- Improving access to quality early education; and
- Increasing health care coverage across the state.
A Safe and Connected Community Is a Healthy Community
Our commitment to create more connected, resilient, and inclusive communities was formalized in early 2017. At that time, we heeded what we were hearing from our grantee and community partners—that increasingly inflammatory rhetoric and new anti-immigrant and anti-refugee policies were creating a climate of heightened fear and anxiety, particularly among communities of color and immigrant, refugee, and faith communities.
It is undeniable that violence, threats of violence, and discrimination contribute to toxic stress and social isolation on a community level—and these factors are connected to negative health outcomes.
Partnering with community organizations to deepen connections
One of the core commitments of our foundation is centering the voices of those most impacted by inequities. This commitment is a thread that runs through all of our grantee partnerships, including those that were established in our Healthy Connections grant opportunities.
In 2019, we evolved our commitment, intentionally partnering with community-led organizations to address the ways health is impacted by structural barriers to safety and connectedness—barriers like escalating Islamophobia, antisemitism, and white nationalism. One of our grantee partners in this work is Reviving Islamic Sisterhood for Empowerment (RISE), which led its community through uncertain times while finding partnership and support in fellow community organizations, including the National Council of Jewish Women (NCJW).
Through their individual and collective efforts, both RISE and NCJW affirmed that the deep roots of systemic racism have historically worked to sow dissent between communities of color and faith communities, resulting in diluted progress against racism in all forms. It was this reality that led the leaders of RISE and NCJW to lean on each other and find strength and support in their collaboration.
Nausheena Hussain, Executive Director of RISE, recently shared her thoughts about standing in solidarity with NCJW:
“As Muslims and Jews, we’re socialized to believe negative stereotypes about each other. We need to back up and better understand the systems of oppression—Islamophobia and antisemitism—that drive those false narratives, and work to break them down together, in relationship with each other. We build our shared power to make change in the progressive policy areas in which our beliefs and values intersect. We do our work rooted in faith, with the understanding that our voices together are greater than the sum of their parts. We imagine a future where Muslims and Jews feel safe, know they belong and are deeply connected.”

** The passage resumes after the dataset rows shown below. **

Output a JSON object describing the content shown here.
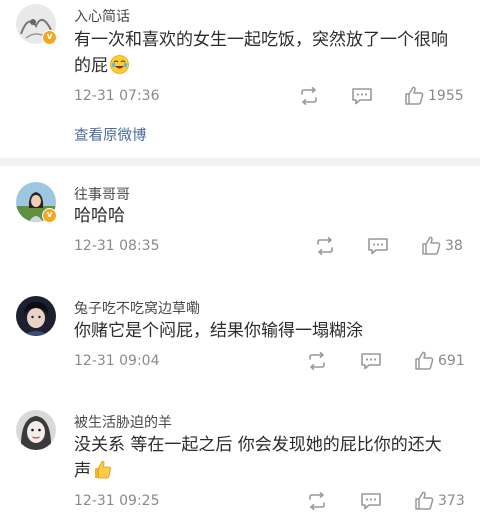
{
  "comments": [
    {
      "user": "入心简话",
      "text": "有一次和喜欢的女生一起吃饭，突然放了一个很响的屁",
      "emoji": "laughing-tears-emoji",
      "time": "12-31 07:36",
      "likes": "1955",
      "verified": true,
      "extra_link": "查看原微博"
    },
    {
      "user": "往事哥哥",
      "text": "哈哈哈",
      "time": "12-31 08:35",
      "likes": "38",
      "verified": true
    },
    {
      "user": "兔子吃不吃窝边草嘞",
      "text": "你赌它是个闷屁，结果你输得一塌糊涂",
      "time": "12-31 09:04",
      "likes": "691",
      "verified": false
    },
    {
      "user": "被生活胁迫的羊",
      "text": "没关系 等在一起之后 你会发现她的屁比你的还大声",
      "emoji": "thumbs-up-emoji",
      "time": "12-31 09:25",
      "likes": "373",
      "verified": false
    }
  ],
  "icons": {
    "repost": "repost-icon",
    "comment": "comment-icon",
    "like": "thumbs-up-icon",
    "verified": "verified-badge"
  },
  "colors": {
    "link": "#4a6d9c",
    "badge": "#f5a623",
    "meta": "#8a8a8a"
  }
}
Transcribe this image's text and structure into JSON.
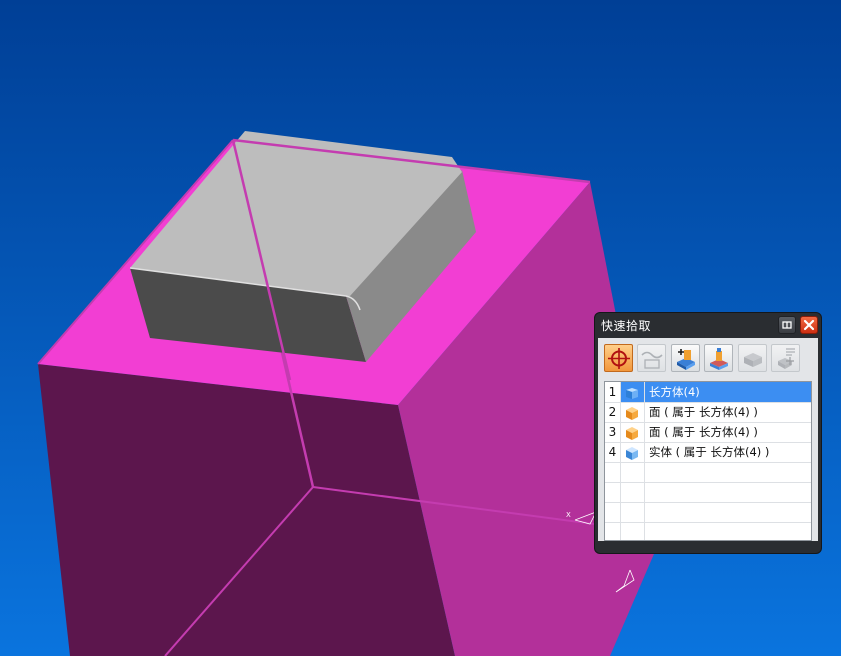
{
  "colors": {
    "background_top": "#003f96",
    "background_bottom": "#0a74de",
    "block_top": "#f23ed3",
    "block_front": "#5c164d",
    "block_side": "#b3309a",
    "block_edge": "#c43cb0",
    "boss_top": "#bdbdbd",
    "boss_front": "#4b4b4b",
    "boss_side": "#8a8a8a",
    "selection": "#3c8ef2"
  },
  "viewport": {
    "axis_label": "X"
  },
  "quick_pick": {
    "title": "快速拾取",
    "tools": [
      {
        "icon": "crosshair-icon",
        "state": "active"
      },
      {
        "icon": "curve-icon",
        "state": "disabled"
      },
      {
        "icon": "add-feature-icon",
        "state": "normal"
      },
      {
        "icon": "body-feature-icon",
        "state": "normal"
      },
      {
        "icon": "solid-body-icon",
        "state": "disabled"
      },
      {
        "icon": "component-icon",
        "state": "disabled"
      }
    ],
    "items": [
      {
        "num": "1",
        "icon": "block-blue-icon",
        "label": "长方体(4)",
        "selected": true
      },
      {
        "num": "2",
        "icon": "face-orange-icon",
        "label": "面 ( 属于 长方体(4) )",
        "selected": false
      },
      {
        "num": "3",
        "icon": "face-orange-icon",
        "label": "面 ( 属于 长方体(4) )",
        "selected": false
      },
      {
        "num": "4",
        "icon": "body-blue-icon",
        "label": "实体 ( 属于 长方体(4) )",
        "selected": false
      }
    ]
  }
}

What We Learned
As a foundation, we are committed to being strategic and responsive to our grantee partners and the needs of the community, and are steadfast in our pursuit of continuous improvement. Here are some key takeaways that continue to inform our work:
- Let community lead the way.

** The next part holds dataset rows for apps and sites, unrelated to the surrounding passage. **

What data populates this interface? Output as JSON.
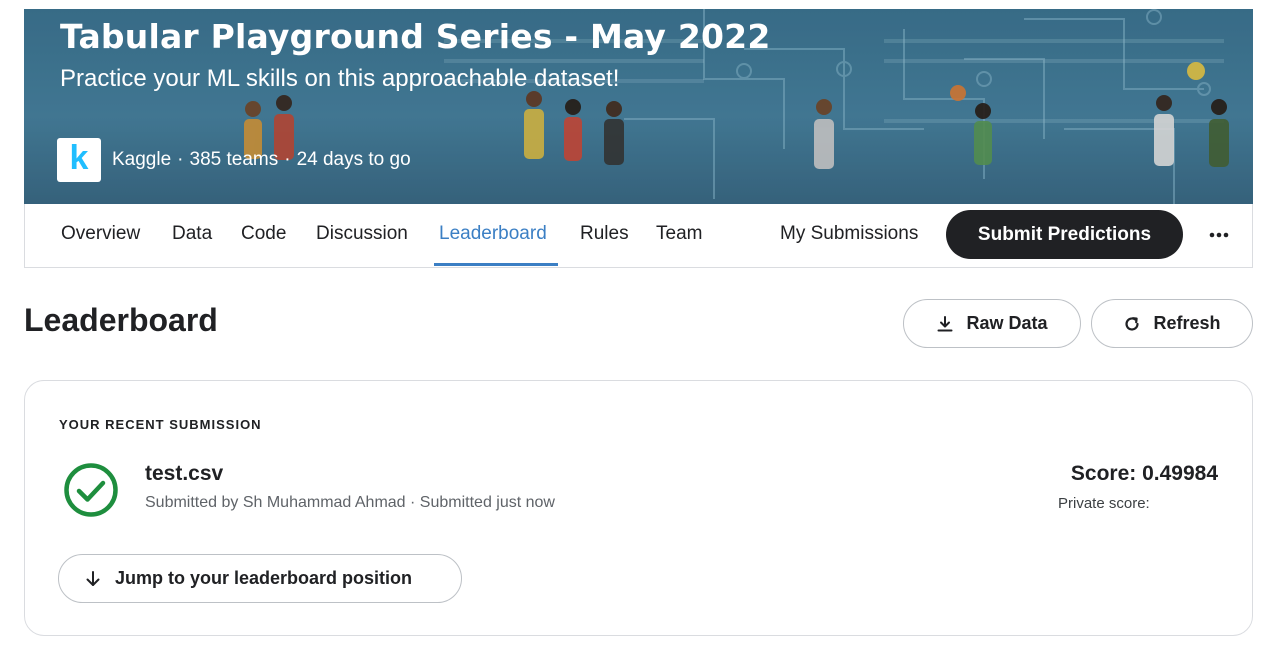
{
  "banner": {
    "title": "Tabular Playground Series - May 2022",
    "subtitle": "Practice your ML skills on this approachable dataset!",
    "logo_letter": "k",
    "host": "Kaggle",
    "teams": "385 teams",
    "deadline": "24 days to go",
    "separator": "·"
  },
  "tabs": [
    {
      "label": "Overview"
    },
    {
      "label": "Data"
    },
    {
      "label": "Code"
    },
    {
      "label": "Discussion"
    },
    {
      "label": "Leaderboard",
      "active": true
    },
    {
      "label": "Rules"
    },
    {
      "label": "Team"
    }
  ],
  "nav_right": {
    "my_submissions": "My Submissions",
    "submit_predictions": "Submit Predictions",
    "more_icon": "more-horizontal-icon"
  },
  "page": {
    "title": "Leaderboard",
    "raw_data_label": "Raw Data",
    "raw_data_icon": "download-icon",
    "refresh_label": "Refresh",
    "refresh_icon": "refresh-icon"
  },
  "submission": {
    "section_label": "YOUR RECENT SUBMISSION",
    "status_icon": "check-circle-icon",
    "file_name": "test.csv",
    "submitted_by": "Submitted by Sh Muhammad Ahmad · Submitted just now",
    "score": "Score: 0.49984",
    "private_score": "Private score:",
    "jump_label": "Jump to your leaderboard position",
    "jump_icon": "arrow-down-icon"
  },
  "colors": {
    "accent": "#3b7fc4",
    "success": "#1e8e3e",
    "primary_button": "#202124",
    "banner_bg": "#4a87a6"
  }
}
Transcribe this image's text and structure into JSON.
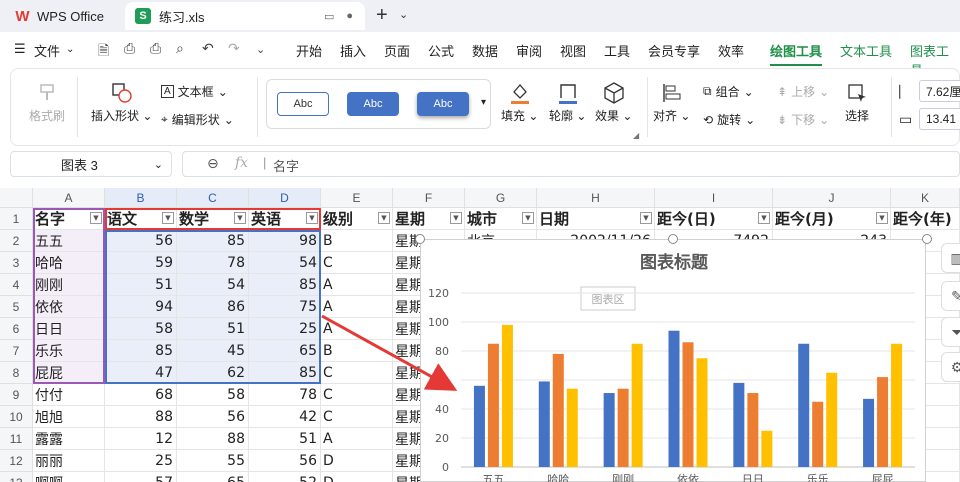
{
  "titlebar": {
    "app_name": "WPS Office",
    "file_name": "练习.xls",
    "app_logo": "W",
    "file_logo": "S"
  },
  "menu": {
    "file_label": "文件",
    "tabs": [
      "开始",
      "插入",
      "页面",
      "公式",
      "数据",
      "审阅",
      "视图",
      "工具",
      "会员专享",
      "效率",
      "绘图工具",
      "文本工具",
      "图表工具"
    ],
    "active_tab": "绘图工具"
  },
  "ribbon": {
    "format_painter": "格式刷",
    "insert_shape": "插入形状",
    "text_box": "文本框",
    "edit_shape": "编辑形状",
    "style_samples": [
      "Abc",
      "Abc",
      "Abc"
    ],
    "fill": "填充",
    "outline": "轮廓",
    "effects": "效果",
    "align": "对齐",
    "group": "组合",
    "rotate": "旋转",
    "bring_forward": "上移",
    "send_backward": "下移",
    "select": "选择",
    "height_value": "7.62厘",
    "width_value": "13.41"
  },
  "formula_bar": {
    "name_box": "图表 3",
    "formula": "名字"
  },
  "grid": {
    "columns": [
      "A",
      "B",
      "C",
      "D",
      "E",
      "F",
      "G",
      "H",
      "I",
      "J",
      "K"
    ],
    "headers": [
      "名字",
      "语文",
      "数学",
      "英语",
      "级别",
      "星期",
      "城市",
      "日期",
      "距今(日)",
      "距今(月)",
      "距今(年)"
    ],
    "rows": [
      {
        "num": "2",
        "name": "五五",
        "chinese": "56",
        "math": "85",
        "english": "98",
        "level": "B",
        "week": "星期一",
        "city": "北京",
        "date": "2002/11/26",
        "days": "7492",
        "months": "243"
      },
      {
        "num": "3",
        "name": "哈哈",
        "chinese": "59",
        "math": "78",
        "english": "54",
        "level": "C",
        "week": "星期"
      },
      {
        "num": "4",
        "name": "刚刚",
        "chinese": "51",
        "math": "54",
        "english": "85",
        "level": "A",
        "week": "星期"
      },
      {
        "num": "5",
        "name": "依依",
        "chinese": "94",
        "math": "86",
        "english": "75",
        "level": "A",
        "week": "星期"
      },
      {
        "num": "6",
        "name": "日日",
        "chinese": "58",
        "math": "51",
        "english": "25",
        "level": "A",
        "week": "星期"
      },
      {
        "num": "7",
        "name": "乐乐",
        "chinese": "85",
        "math": "45",
        "english": "65",
        "level": "B",
        "week": "星期"
      },
      {
        "num": "8",
        "name": "屁屁",
        "chinese": "47",
        "math": "62",
        "english": "85",
        "level": "C",
        "week": "星期"
      },
      {
        "num": "9",
        "name": "付付",
        "chinese": "68",
        "math": "58",
        "english": "78",
        "level": "C",
        "week": "星期"
      },
      {
        "num": "10",
        "name": "旭旭",
        "chinese": "88",
        "math": "56",
        "english": "42",
        "level": "C",
        "week": "星期"
      },
      {
        "num": "11",
        "name": "露露",
        "chinese": "12",
        "math": "88",
        "english": "51",
        "level": "A",
        "week": "星期"
      },
      {
        "num": "12",
        "name": "丽丽",
        "chinese": "25",
        "math": "55",
        "english": "56",
        "level": "D",
        "week": "星期"
      },
      {
        "num": "13",
        "name": "啊啊",
        "chinese": "57",
        "math": "65",
        "english": "52",
        "level": "D",
        "week": "星期"
      }
    ],
    "header_row_num": "1"
  },
  "chart_data": {
    "type": "bar",
    "title": "图表标题",
    "area_label": "图表区",
    "categories": [
      "五五",
      "哈哈",
      "刚刚",
      "依依",
      "日日",
      "乐乐",
      "屁屁"
    ],
    "series": [
      {
        "color": "#4472c4",
        "values": [
          56,
          59,
          51,
          94,
          58,
          85,
          47
        ]
      },
      {
        "color": "#ed7d31",
        "values": [
          85,
          78,
          54,
          86,
          51,
          45,
          62
        ]
      },
      {
        "color": "#ffc000",
        "values": [
          98,
          54,
          85,
          75,
          25,
          65,
          85
        ]
      }
    ],
    "ylim": [
      0,
      120
    ],
    "yticks": [
      "0",
      "20",
      "40",
      "60",
      "80",
      "100",
      "120"
    ],
    "grid": true
  }
}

Communities inherently know the issues they are facing and hold the wisdom and knowledge to create and implement the most effective solutions. It is our responsibility in the philanthropic sector to respond to community needs and provide resources in a way that supports the community in making the most impact.
- Act as a conduit for connections between community organizations.

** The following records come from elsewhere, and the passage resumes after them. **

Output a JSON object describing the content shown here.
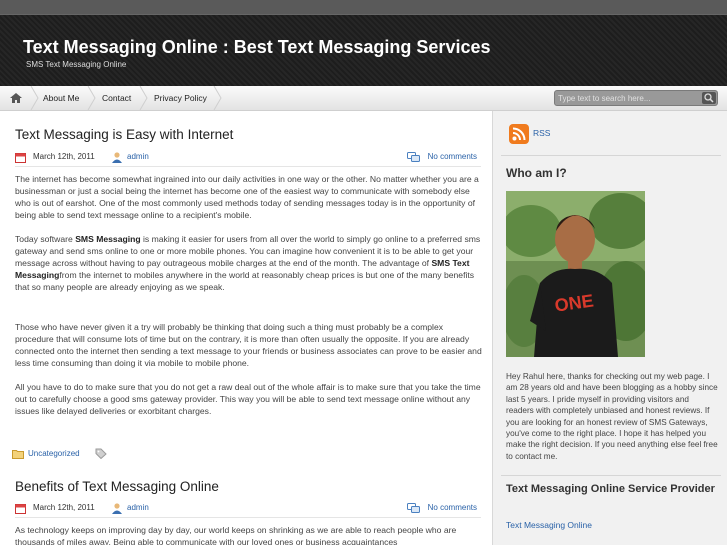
{
  "site": {
    "title": "Text Messaging Online : Best Text Messaging Services",
    "description": "SMS Text Messaging Online"
  },
  "nav": {
    "items": [
      {
        "label": "About Me"
      },
      {
        "label": "Contact"
      },
      {
        "label": "Privacy Policy"
      }
    ],
    "search_placeholder": "Type text to search here..."
  },
  "posts": [
    {
      "title": "Text Messaging is Easy with Internet",
      "date": "March 12th, 2011",
      "author": "admin",
      "comments": "No comments",
      "paragraphs": [
        {
          "parts": [
            "The internet has become somewhat ingrained into our daily activities in one way or the other. No matter whether you are a businessman or just a social being the internet has become one of the easiest way to communicate with somebody else who is out of earshot. One of the most commonly used methods today of sending messages today is in the opportunity of being able to send text message online to a recipient's mobile."
          ]
        },
        {
          "parts": [
            "Today software ",
            "SMS Messaging",
            " is making it easier for users from all over the world to simply go online to a preferred sms gateway and send sms online to one or more mobile phones. You can imagine how convenient it is to be able to get your message across without having to pay outrageous mobile charges at the end of the month. The advantage of ",
            "SMS Text Messaging",
            "from the internet to mobiles anywhere in the world at reasonably cheap prices is but one of the many benefits that so many people are already enjoying as we speak."
          ]
        },
        {
          "parts": [
            "Those who have never given it a try will probably be thinking that doing such a thing must probably be a complex procedure that will consume lots of time but on the contrary, it is more than often usually the opposite. If you are already connected onto the internet then sending a text message to your friends or business associates can prove to be easier and less time consuming than doing it via mobile to mobile phone."
          ]
        },
        {
          "parts": [
            "All you have to do to make sure that you do not get a raw deal out of the whole affair is to make sure that you take the time out to carefully choose a good sms gateway provider. This way you will be able to send text message online without any issues like delayed deliveries or exorbitant charges."
          ]
        }
      ],
      "category": "Uncategorized"
    },
    {
      "title": "Benefits of Text Messaging Online",
      "date": "March 12th, 2011",
      "author": "admin",
      "comments": "No comments",
      "paragraphs": [
        {
          "parts": [
            "As technology keeps on improving day by day, our world keeps on shrinking as we are able to reach people who are thousands of miles away. Being able to communicate with our loved ones or business acquaintances"
          ]
        }
      ]
    }
  ],
  "sidebar": {
    "rss_label": "RSS",
    "about_title": "Who am I?",
    "photo_text": "ONE",
    "about_text": "Hey Rahul here, thanks for checking out my web page. I am 28 years old and have been blogging as a hobby since last 5 years. I pride myself in providing visitors and readers with completely unbiased and honest reviews. If you are looking for an honest review of SMS Gateways, you've come to the right place. I hope it has helped you make the right decision. If you need anything else feel free to contact me.",
    "provider_title": "Text Messaging Online Service Provider",
    "provider_link": "Text Messaging Online"
  },
  "colors": {
    "link": "#2a62a8",
    "header_bg": "#222222",
    "rss": "#f07b1e"
  }
}
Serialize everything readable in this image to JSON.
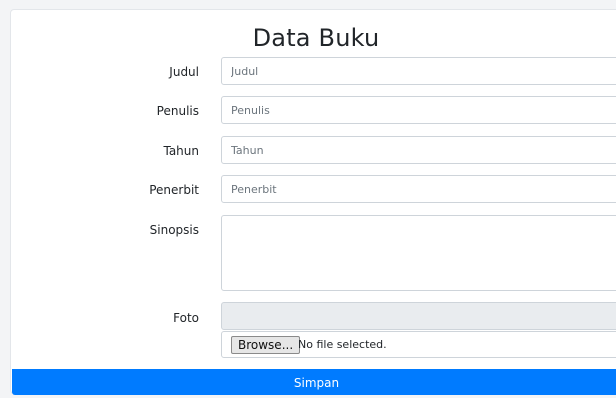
{
  "form": {
    "title": "Data Buku",
    "fields": [
      {
        "label": "Judul",
        "placeholder": "Judul",
        "value": ""
      },
      {
        "label": "Penulis",
        "placeholder": "Penulis",
        "value": ""
      },
      {
        "label": "Tahun",
        "placeholder": "Tahun",
        "value": ""
      },
      {
        "label": "Penerbit",
        "placeholder": "Penerbit",
        "value": ""
      }
    ],
    "sinopsis": {
      "label": "Sinopsis",
      "value": ""
    },
    "foto": {
      "label": "Foto",
      "browse_label": "Browse...",
      "status": "No file selected."
    },
    "submit_label": "Simpan"
  },
  "colors": {
    "primary": "#007bff",
    "disabled_bg": "#e9ecef",
    "border": "#ced4da"
  }
}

The wisdom and expertise held by our grantee partners is vast, and there is power in creating opportunities for them to connect and collaborate with each other.
- Broaden the definition of health.
Health is more than health care. Health is impacted by our environment, the safety of our community, family and social support, and access to things like education, employment, and a living wage. By focusing upstream on these and other socioeconomic factors, we can improve health outcomes for generations.
Islamophobia, antisemitism, and white nationalism are an abhorrent part of our society’s past and present. Moving past these institutions of hate, and toward a future of equitable health for everyone requires vigilance and dedication. Through our collaboration with and support of community organizations, we act as a true partner as we all work toward racial and health equity.